**Exercise goal**. Nothing but the pictures may be left out. Restate the rest of the entries word for word.

**Page and application data records**.
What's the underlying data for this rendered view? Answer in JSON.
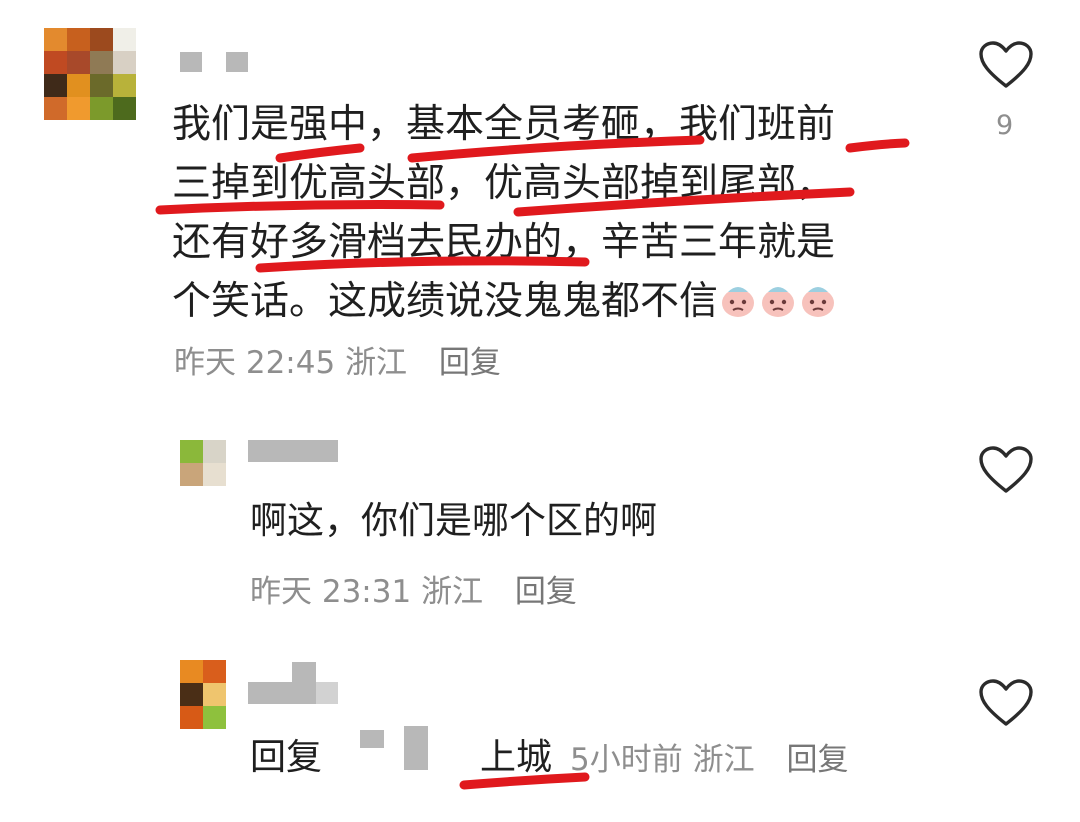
{
  "comments": [
    {
      "text": "我们是强中，基本全员考砸，我们班前\n三掉到优高头部，优高头部掉到尾部，\n还有好多滑档去民办的，辛苦三年就是\n个笑话。这成绩说没鬼鬼都不信",
      "time": "昨天 22:45",
      "location": "浙江",
      "reply_label": "回复",
      "like_count": "9"
    },
    {
      "text": "啊这，你们是哪个区的啊",
      "time": "昨天 23:31",
      "location": "浙江",
      "reply_label": "回复"
    },
    {
      "reply_prefix": "回复",
      "text": "上城",
      "time": "5小时前",
      "location": "浙江",
      "reply_label": "回复"
    }
  ],
  "icons": {
    "like": "heart-outline-icon",
    "emoji": "crying-face-emoji"
  },
  "colors": {
    "highlight_marker": "#e0191d",
    "meta_text": "#8e8e8e"
  }
}
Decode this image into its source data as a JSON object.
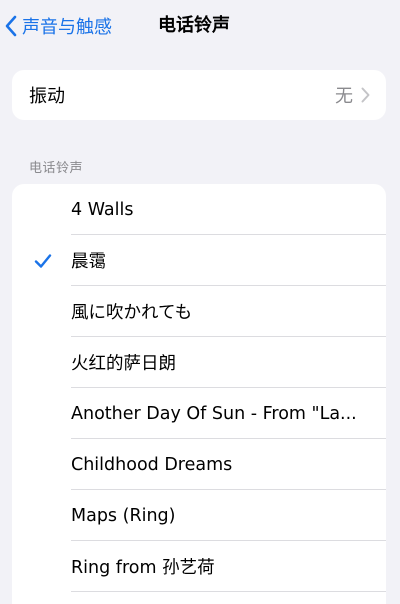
{
  "nav": {
    "back_label": "声音与触感",
    "title": "电话铃声"
  },
  "vibration": {
    "label": "振动",
    "value": "无"
  },
  "ringtones": {
    "section_header": "电话铃声",
    "selected_index": 1,
    "items": [
      {
        "label": "4 Walls"
      },
      {
        "label": "晨霭"
      },
      {
        "label": "風に吹かれても"
      },
      {
        "label": "火红的萨日朗"
      },
      {
        "label": "Another Day Of Sun - From \"La..."
      },
      {
        "label": "Childhood Dreams"
      },
      {
        "label": "Maps (Ring)"
      },
      {
        "label": "Ring from 孙艺荷"
      }
    ]
  },
  "colors": {
    "accent": "#1a73e8",
    "background": "#f2f2f7",
    "secondary_text": "#8a8a8e"
  }
}
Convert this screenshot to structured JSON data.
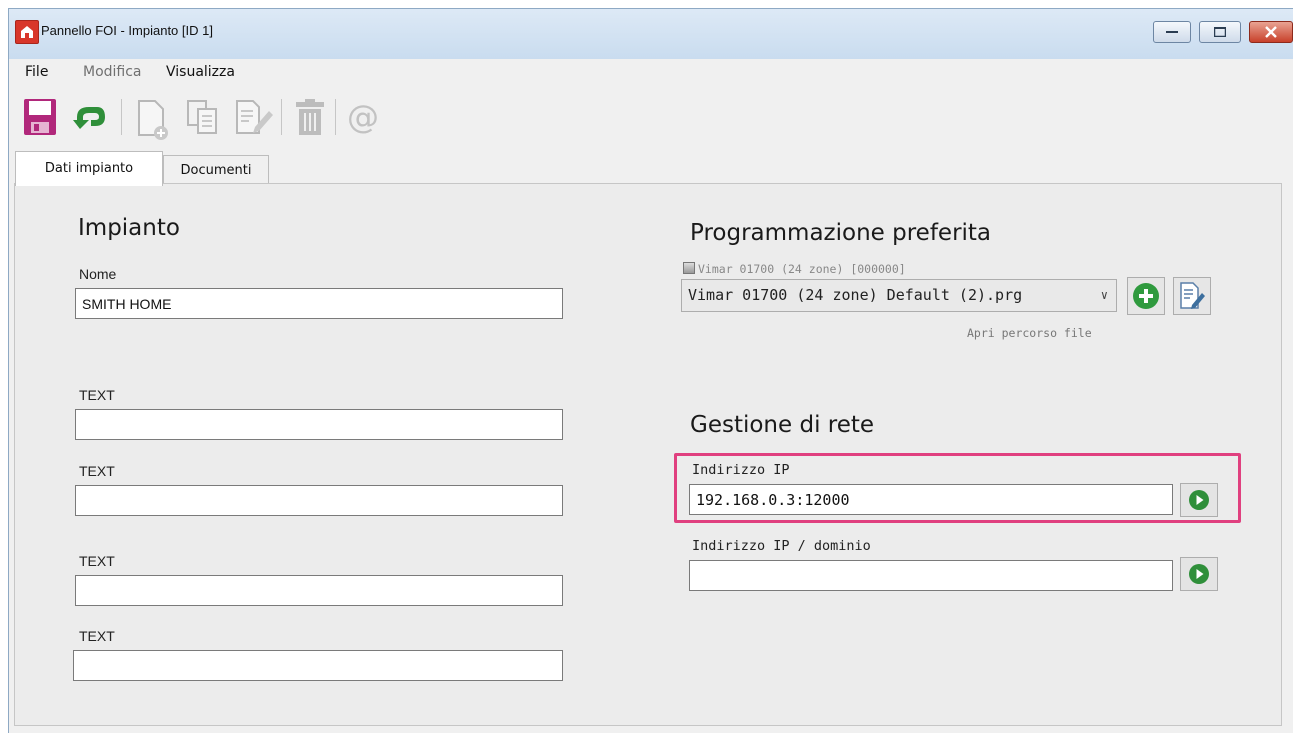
{
  "window": {
    "title": "Pannello FOI - Impianto [ID 1]",
    "controls": [
      "minimize",
      "maximize",
      "close"
    ]
  },
  "menu": [
    {
      "label": "File",
      "enabled": true
    },
    {
      "label": "Modifica",
      "enabled": false
    },
    {
      "label": "Visualizza",
      "enabled": true
    }
  ],
  "toolbar": {
    "icons": [
      "save-icon",
      "undo-icon",
      "new-document-icon",
      "copy-document-icon",
      "edit-document-icon",
      "delete-icon",
      "email-icon"
    ]
  },
  "tabs": [
    {
      "label": "Dati impianto",
      "active": true
    },
    {
      "label": "Documenti",
      "active": false
    }
  ],
  "impianto": {
    "heading": "Impianto",
    "nome_label": "Nome",
    "nome_value": "SMITH HOME",
    "text_fields": [
      {
        "label": "TEXT",
        "value": ""
      },
      {
        "label": "TEXT",
        "value": ""
      },
      {
        "label": "TEXT",
        "value": ""
      },
      {
        "label": "TEXT",
        "value": ""
      }
    ]
  },
  "programmazione": {
    "heading": "Programmazione preferita",
    "device_info": "Vimar 01700 (24 zone) [000000]",
    "selected_file": "Vimar 01700 (24 zone) Default (2).prg",
    "open_path_link": "Apri percorso file"
  },
  "rete": {
    "heading": "Gestione di rete",
    "ip_label": "Indirizzo IP",
    "ip_value": "192.168.0.3:12000",
    "domain_label": "Indirizzo IP / dominio",
    "domain_value": ""
  },
  "colors": {
    "highlight": "#e0407f",
    "accent_green": "#2f8f3a",
    "title_bar": "#c9dcef"
  }
}
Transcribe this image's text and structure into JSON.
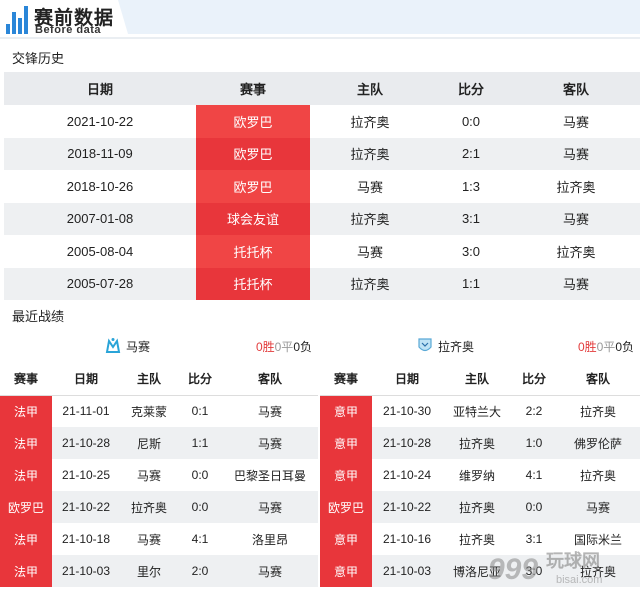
{
  "banner": {
    "title": "赛前数据",
    "subtitle": "Before data"
  },
  "h2h": {
    "section_title": "交锋历史",
    "headers": [
      "日期",
      "赛事",
      "主队",
      "比分",
      "客队"
    ],
    "rows": [
      [
        "2021-10-22",
        "欧罗巴",
        "拉齐奥",
        "0:0",
        "马赛"
      ],
      [
        "2018-11-09",
        "欧罗巴",
        "拉齐奥",
        "2:1",
        "马赛"
      ],
      [
        "2018-10-26",
        "欧罗巴",
        "马赛",
        "1:3",
        "拉齐奥"
      ],
      [
        "2007-01-08",
        "球会友谊",
        "拉齐奥",
        "3:1",
        "马赛"
      ],
      [
        "2005-08-04",
        "托托杯",
        "马赛",
        "3:0",
        "拉齐奥"
      ],
      [
        "2005-07-28",
        "托托杯",
        "拉齐奥",
        "1:1",
        "马赛"
      ]
    ]
  },
  "recent": {
    "section_title": "最近战绩",
    "headers": [
      "赛事",
      "日期",
      "主队",
      "比分",
      "客队"
    ],
    "left": {
      "team": "马赛",
      "logo_icon": "marseille-logo-icon",
      "record": {
        "w": "0胜",
        "d": "0平",
        "l": "0负"
      },
      "rows": [
        [
          "法甲",
          "21-11-01",
          "克莱蒙",
          "0:1",
          "马赛"
        ],
        [
          "法甲",
          "21-10-28",
          "尼斯",
          "1:1",
          "马赛"
        ],
        [
          "法甲",
          "21-10-25",
          "马赛",
          "0:0",
          "巴黎圣日耳曼"
        ],
        [
          "欧罗巴",
          "21-10-22",
          "拉齐奥",
          "0:0",
          "马赛"
        ],
        [
          "法甲",
          "21-10-18",
          "马赛",
          "4:1",
          "洛里昂"
        ],
        [
          "法甲",
          "21-10-03",
          "里尔",
          "2:0",
          "马赛"
        ]
      ]
    },
    "right": {
      "team": "拉齐奥",
      "logo_icon": "lazio-logo-icon",
      "record": {
        "w": "0胜",
        "d": "0平",
        "l": "0负"
      },
      "rows": [
        [
          "意甲",
          "21-10-30",
          "亚特兰大",
          "2:2",
          "拉齐奥"
        ],
        [
          "意甲",
          "21-10-28",
          "拉齐奥",
          "1:0",
          "佛罗伦萨"
        ],
        [
          "意甲",
          "21-10-24",
          "维罗纳",
          "4:1",
          "拉齐奥"
        ],
        [
          "欧罗巴",
          "21-10-22",
          "拉齐奥",
          "0:0",
          "马赛"
        ],
        [
          "意甲",
          "21-10-16",
          "拉齐奥",
          "3:1",
          "国际米兰"
        ],
        [
          "意甲",
          "21-10-03",
          "博洛尼亚",
          "3:0",
          "拉齐奥"
        ]
      ]
    }
  },
  "watermark": {
    "brand": "玩球网",
    "digits": "999",
    "url": "bisai.com"
  },
  "colors": {
    "accent_red": "#e8363b",
    "header_gray": "#e9ebee",
    "brand_blue": "#2a86d8"
  }
}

**Answer to this problem**.
What's the underlying data for this rendered view? Answer in JSON.
{
  "comments": [
    {
      "text": "我们是强中，基本全员考砸，我们班前\n三掉到优高头部，优高头部掉到尾部，\n还有好多滑档去民办的，辛苦三年就是\n个笑话。这成绩说没鬼鬼都不信",
      "time": "昨天 22:45",
      "location": "浙江",
      "reply_label": "回复",
      "like_count": "9"
    },
    {
      "text": "啊这，你们是哪个区的啊",
      "time": "昨天 23:31",
      "location": "浙江",
      "reply_label": "回复"
    },
    {
      "reply_prefix": "回复",
      "text": "上城",
      "time": "5小时前",
      "location": "浙江",
      "reply_label": "回复"
    }
  ],
  "icons": {
    "like": "heart-outline-icon",
    "emoji": "crying-face-emoji"
  },
  "colors": {
    "highlight_marker": "#e0191d",
    "meta_text": "#8e8e8e"
  }
}
Decode this image into its source data as a JSON object.
{
  "nav": {
    "back_label": "声音与触感",
    "title": "电话铃声"
  },
  "vibration": {
    "label": "振动",
    "value": "无"
  },
  "ringtones": {
    "section_header": "电话铃声",
    "selected_index": 1,
    "items": [
      {
        "label": "4 Walls"
      },
      {
        "label": "晨霭"
      },
      {
        "label": "風に吹かれても"
      },
      {
        "label": "火红的萨日朗"
      },
      {
        "label": "Another Day Of Sun - From \"La..."
      },
      {
        "label": "Childhood Dreams"
      },
      {
        "label": "Maps (Ring)"
      },
      {
        "label": "Ring from 孙艺荷"
      }
    ]
  },
  "colors": {
    "accent": "#1a73e8",
    "background": "#f2f2f7",
    "secondary_text": "#8a8a8e"
  }
}
Convert this screenshot to structured JSON data.
{
  "window": {
    "title": "Pannello FOI - Impianto [ID 1]",
    "controls": [
      "minimize",
      "maximize",
      "close"
    ]
  },
  "menu": [
    {
      "label": "File",
      "enabled": true
    },
    {
      "label": "Modifica",
      "enabled": false
    },
    {
      "label": "Visualizza",
      "enabled": true
    }
  ],
  "toolbar": {
    "icons": [
      "save-icon",
      "undo-icon",
      "new-document-icon",
      "copy-document-icon",
      "edit-document-icon",
      "delete-icon",
      "email-icon"
    ]
  },
  "tabs": [
    {
      "label": "Dati impianto",
      "active": true
    },
    {
      "label": "Documenti",
      "active": false
    }
  ],
  "impianto": {
    "heading": "Impianto",
    "nome_label": "Nome",
    "nome_value": "SMITH HOME",
    "text_fields": [
      {
        "label": "TEXT",
        "value": ""
      },
      {
        "label": "TEXT",
        "value": ""
      },
      {
        "label": "TEXT",
        "value": ""
      },
      {
        "label": "TEXT",
        "value": ""
      }
    ]
  },
  "programmazione": {
    "heading": "Programmazione preferita",
    "device_info": "Vimar 01700 (24 zone) [000000]",
    "selected_file": "Vimar 01700 (24 zone) Default (2).prg",
    "open_path_link": "Apri percorso file"
  },
  "rete": {
    "heading": "Gestione di rete",
    "ip_label": "Indirizzo IP",
    "ip_value": "192.168.0.3:12000",
    "domain_label": "Indirizzo IP / dominio",
    "domain_value": ""
  },
  "colors": {
    "highlight": "#e0407f",
    "accent_green": "#2f8f3a",
    "title_bar": "#c9dcef"
  }
}
Transcribe this image's text and structure into JSON.
{
  "banner": {
    "title": "赛前数据",
    "subtitle": "Before data"
  },
  "h2h": {
    "section_title": "交锋历史",
    "headers": [
      "日期",
      "赛事",
      "主队",
      "比分",
      "客队"
    ],
    "rows": [
      [
        "2021-10-22",
        "欧罗巴",
        "拉齐奥",
        "0:0",
        "马赛"
      ],
      [
        "2018-11-09",
        "欧罗巴",
        "拉齐奥",
        "2:1",
        "马赛"
      ],
      [
        "2018-10-26",
        "欧罗巴",
        "马赛",
        "1:3",
        "拉齐奥"
      ],
      [
        "2007-01-08",
        "球会友谊",
        "拉齐奥",
        "3:1",
        "马赛"
      ],
      [
        "2005-08-04",
        "托托杯",
        "马赛",
        "3:0",
        "拉齐奥"
      ],
      [
        "2005-07-28",
        "托托杯",
        "拉齐奥",
        "1:1",
        "马赛"
      ]
    ]
  },
  "recent": {
    "section_title": "最近战绩",
    "headers": [
      "赛事",
      "日期",
      "主队",
      "比分",
      "客队"
    ],
    "left": {
      "team": "马赛",
      "logo_icon": "marseille-logo-icon",
      "record": {
        "w": "0胜",
        "d": "0平",
        "l": "0负"
      },
      "rows": [
        [
          "法甲",
          "21-11-01",
          "克莱蒙",
          "0:1",
          "马赛"
        ],
        [
          "法甲",
          "21-10-28",
          "尼斯",
          "1:1",
          "马赛"
        ],
        [
          "法甲",
          "21-10-25",
          "马赛",
          "0:0",
          "巴黎圣日耳曼"
        ],
        [
          "欧罗巴",
          "21-10-22",
          "拉齐奥",
          "0:0",
          "马赛"
        ],
        [
          "法甲",
          "21-10-18",
          "马赛",
          "4:1",
          "洛里昂"
        ],
        [
          "法甲",
          "21-10-03",
          "里尔",
          "2:0",
          "马赛"
        ]
      ]
    },
    "right": {
      "team": "拉齐奥",
      "logo_icon": "lazio-logo-icon",
      "record": {
        "w": "0胜",
        "d": "0平",
        "l": "0负"
      },
      "rows": [
        [
          "意甲",
          "21-10-30",
          "亚特兰大",
          "2:2",
          "拉齐奥"
        ],
        [
          "意甲",
          "21-10-28",
          "拉齐奥",
          "1:0",
          "佛罗伦萨"
        ],
        [
          "意甲",
          "21-10-24",
          "维罗纳",
          "4:1",
          "拉齐奥"
        ],
        [
          "欧罗巴",
          "21-10-22",
          "拉齐奥",
          "0:0",
          "马赛"
        ],
        [
          "意甲",
          "21-10-16",
          "拉齐奥",
          "3:1",
          "国际米兰"
        ],
        [
          "意甲",
          "21-10-03",
          "博洛尼亚",
          "3:0",
          "拉齐奥"
        ]
      ]
    }
  },
  "watermark": {
    "brand": "玩球网",
    "digits": "999",
    "url": "bisai.com"
  },
  "colors": {
    "accent_red": "#e8363b",
    "header_gray": "#e9ebee",
    "brand_blue": "#2a86d8"
  }
}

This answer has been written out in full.